Seat Leon road test by Steve Rogers
Here's a question which often comes my way. Would you buy a Seat Leon over a Volkswagen Golf?
By now everyone interested in cars knows Seat is part of the VW-Audi empire and that Leon is a Golf in Spanish disguise because while it is designed and built in Barcelona all the mechanical bits come from Wolfsburg.
It is also a common held belief that the Leon is better looking car than its German cousin on the basis that Spain is a country that sparkles with modern design ideas while Germany doesn't. More to the point Leon, and Seat cars in general, are less expensive than their Volkswagen counterparts.
For a long time Leon has been kept at arm's length from Golf because of its position in the VAG pecking order where VW is number two behind Audi while Seat more often than not is bottom of the pile behind Skoda.
That means it has to wait its turn for the latest technology although judging by the level of sophistication in the new fourth generation Leon the gap is narrowing.
Sales, globally and in the UK, tell us Leon is never going to catch up with Golf even on a level playing field although it is still the brand's top seller and has been Spain's best selling car for the past five years. But with Seat concentrating on its three SUVs the hatchback might not be the flag bearer for much longer.
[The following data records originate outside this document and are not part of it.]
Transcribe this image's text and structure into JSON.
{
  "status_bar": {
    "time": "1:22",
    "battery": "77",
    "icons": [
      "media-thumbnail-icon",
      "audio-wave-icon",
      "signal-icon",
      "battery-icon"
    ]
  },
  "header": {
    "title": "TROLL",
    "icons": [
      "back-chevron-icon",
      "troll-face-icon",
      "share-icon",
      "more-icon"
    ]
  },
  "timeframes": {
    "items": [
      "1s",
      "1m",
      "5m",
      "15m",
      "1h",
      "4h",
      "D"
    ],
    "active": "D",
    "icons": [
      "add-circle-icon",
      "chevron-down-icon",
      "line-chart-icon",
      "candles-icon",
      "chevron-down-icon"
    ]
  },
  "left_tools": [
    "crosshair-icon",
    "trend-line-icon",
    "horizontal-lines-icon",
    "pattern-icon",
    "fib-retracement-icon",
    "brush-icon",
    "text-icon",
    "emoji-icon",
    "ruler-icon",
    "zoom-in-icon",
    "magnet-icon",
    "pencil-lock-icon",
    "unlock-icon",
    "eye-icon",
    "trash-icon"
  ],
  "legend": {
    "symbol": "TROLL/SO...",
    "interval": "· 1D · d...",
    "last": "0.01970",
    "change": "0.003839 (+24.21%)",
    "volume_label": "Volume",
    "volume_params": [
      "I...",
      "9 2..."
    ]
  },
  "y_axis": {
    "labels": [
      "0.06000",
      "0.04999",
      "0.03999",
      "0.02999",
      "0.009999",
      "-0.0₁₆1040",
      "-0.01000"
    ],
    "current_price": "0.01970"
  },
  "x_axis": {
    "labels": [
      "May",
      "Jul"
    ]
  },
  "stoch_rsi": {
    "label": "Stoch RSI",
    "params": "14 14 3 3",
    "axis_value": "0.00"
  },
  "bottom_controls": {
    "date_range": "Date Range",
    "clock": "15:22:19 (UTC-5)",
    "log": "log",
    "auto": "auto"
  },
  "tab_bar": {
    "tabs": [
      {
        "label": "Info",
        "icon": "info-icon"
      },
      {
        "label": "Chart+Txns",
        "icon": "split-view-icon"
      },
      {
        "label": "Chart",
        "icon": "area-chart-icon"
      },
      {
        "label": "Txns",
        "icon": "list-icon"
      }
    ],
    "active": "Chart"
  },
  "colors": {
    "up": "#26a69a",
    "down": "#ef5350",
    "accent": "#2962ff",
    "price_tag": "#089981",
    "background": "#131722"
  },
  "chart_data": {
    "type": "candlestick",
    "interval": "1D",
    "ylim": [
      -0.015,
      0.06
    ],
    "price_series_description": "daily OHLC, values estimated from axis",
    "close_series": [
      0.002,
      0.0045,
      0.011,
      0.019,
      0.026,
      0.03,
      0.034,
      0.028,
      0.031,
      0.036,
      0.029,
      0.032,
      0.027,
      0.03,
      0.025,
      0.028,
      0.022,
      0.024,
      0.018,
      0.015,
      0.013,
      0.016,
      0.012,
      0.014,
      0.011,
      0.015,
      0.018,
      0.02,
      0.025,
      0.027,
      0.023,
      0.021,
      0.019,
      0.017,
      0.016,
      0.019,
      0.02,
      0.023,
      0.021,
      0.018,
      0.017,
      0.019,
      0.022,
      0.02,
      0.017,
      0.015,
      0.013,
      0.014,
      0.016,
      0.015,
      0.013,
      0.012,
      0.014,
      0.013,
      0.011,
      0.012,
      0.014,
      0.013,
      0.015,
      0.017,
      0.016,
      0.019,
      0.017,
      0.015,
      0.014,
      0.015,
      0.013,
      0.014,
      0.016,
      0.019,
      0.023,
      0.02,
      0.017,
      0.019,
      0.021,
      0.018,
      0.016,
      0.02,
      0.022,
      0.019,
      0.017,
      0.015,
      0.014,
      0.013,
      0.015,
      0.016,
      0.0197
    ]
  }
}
That is not to say Leon should be dismissed as old news. Anything but. This is the best engineered and best equipped model in its 21 year history and can command respect in the hatchback league particularly when it comes to cabin space, equipment level and engine choice, and it doesn't do badly for technology.
Switches are out. Digital screens and touchpads are in. Yes, there is a swanky digital cockpit for new Leon with 10 inch screens ahead of the driver and standing proud in the centre of the dashboard. The binnacle display is excellent as are the steering wheel controls which make selection as easy as flicking channels on a TV remote and there are lots of options.
The mini television screen in the centre is where you get connected, so plug in your mobile and see all your apps, emails etc along with everyday car stuff like radio, navigation and heating.
Not the easiest of systems to fathom, it was a couple of days before I was comfortable with its ways which is longer than most cars I've tested this year, but I did not like the touch pad sound which is too loud and tinny, the gentle tick of the Golf's digital display is far more satisfying.
The general layout is not only functional it's stylish as well and the quality of materials all through the cabin get a big tick on Leon's report card as does space. Generation four has by 86mm and all that has gone into increasing back seat leg room which puts it near the top of the hatchback tree.
Boot space is pretty decent, too, but with such a big drop into the well the car needs a false floor for everyday use.
Seat has always been looked on as the sporty arm of the quartet with the FR badge signifying a hot model. Lowered sports suspension is the order of the day and sure enough superglue type grip and perfect poise through twists and turns make this Leon a fun car to drive.
Twenty years ago, or even just 10, I would have been champing at the bit to drive a Leon with the FR badge but this time I found the Leon's suspension too hard so am I just getting too old?
On anything other than smooth roads the thuds coming through the chassis when traversing potholes and even smaller road blemishes are just too severe. Seat should do better and this is an area where Golf does do better.
The VAG group's standout engine is the turbo charged 1.5 litre petrol and even with the lower 128bhp output it is still a slick performer, just lacking the low and mid range pick up of its 147bhp mate which is a better match for the FR model. A week's motoring returned an excellent 48mpg and low fifties on longer runs were the norm.
So what is my answer to the big question? Leon is still more stylish and less expensive to buy, but the Golf's digital cockpit and ride quality are ahead of the Spaniard. So I would choose a lower level Seat because it is better value for money without the harsh sport suspension, but a higher spec Golf because it is a brilliant all rounder.
Need to know
£23,515 (starts £19,855)
1.5 TSI EVO 128bhp
0-62mph 9.4secs; 130mph
126g/km. 1st tax £175
Insurance group 19
Boot: 380 litres